[Items from a dataset]
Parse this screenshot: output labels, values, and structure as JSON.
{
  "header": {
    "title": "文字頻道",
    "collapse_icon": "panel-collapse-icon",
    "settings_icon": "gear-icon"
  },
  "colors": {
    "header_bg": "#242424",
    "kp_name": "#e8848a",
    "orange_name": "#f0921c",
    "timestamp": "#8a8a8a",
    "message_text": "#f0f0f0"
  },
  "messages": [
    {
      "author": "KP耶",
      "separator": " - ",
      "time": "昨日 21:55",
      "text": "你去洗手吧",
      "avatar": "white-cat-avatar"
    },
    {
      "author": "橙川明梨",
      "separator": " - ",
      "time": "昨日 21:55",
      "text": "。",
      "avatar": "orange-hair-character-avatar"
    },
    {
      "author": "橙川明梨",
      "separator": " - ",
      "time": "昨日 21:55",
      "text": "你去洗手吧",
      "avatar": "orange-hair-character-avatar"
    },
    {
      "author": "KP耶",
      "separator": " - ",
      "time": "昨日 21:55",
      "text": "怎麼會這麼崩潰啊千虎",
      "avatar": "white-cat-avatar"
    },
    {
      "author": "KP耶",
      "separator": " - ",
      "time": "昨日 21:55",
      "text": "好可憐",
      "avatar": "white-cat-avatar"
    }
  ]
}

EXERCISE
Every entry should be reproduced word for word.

REPLY
Parse this screenshot: output labels, values, and structure as JSON.
{
  "header": {
    "title": "文字頻道",
    "collapse_icon": "panel-collapse-icon",
    "settings_icon": "gear-icon"
  },
  "colors": {
    "header_bg": "#242424",
    "kp_name": "#e8848a",
    "orange_name": "#f0921c",
    "timestamp": "#8a8a8a",
    "message_text": "#f0f0f0"
  },
  "messages": [
    {
      "author": "KP耶",
      "separator": " - ",
      "time": "昨日 21:55",
      "text": "你去洗手吧",
      "avatar": "white-cat-avatar"
    },
    {
      "author": "橙川明梨",
      "separator": " - ",
      "time": "昨日 21:55",
      "text": "。",
      "avatar": "orange-hair-character-avatar"
    },
    {
      "author": "橙川明梨",
      "separator": " - ",
      "time": "昨日 21:55",
      "text": "你去洗手吧",
      "avatar": "orange-hair-character-avatar"
    },
    {
      "author": "KP耶",
      "separator": " - ",
      "time": "昨日 21:55",
      "text": "怎麼會這麼崩潰啊千虎",
      "avatar": "white-cat-avatar"
    },
    {
      "author": "KP耶",
      "separator": " - ",
      "time": "昨日 21:55",
      "text": "好可憐",
      "avatar": "white-cat-avatar"
    }
  ]
}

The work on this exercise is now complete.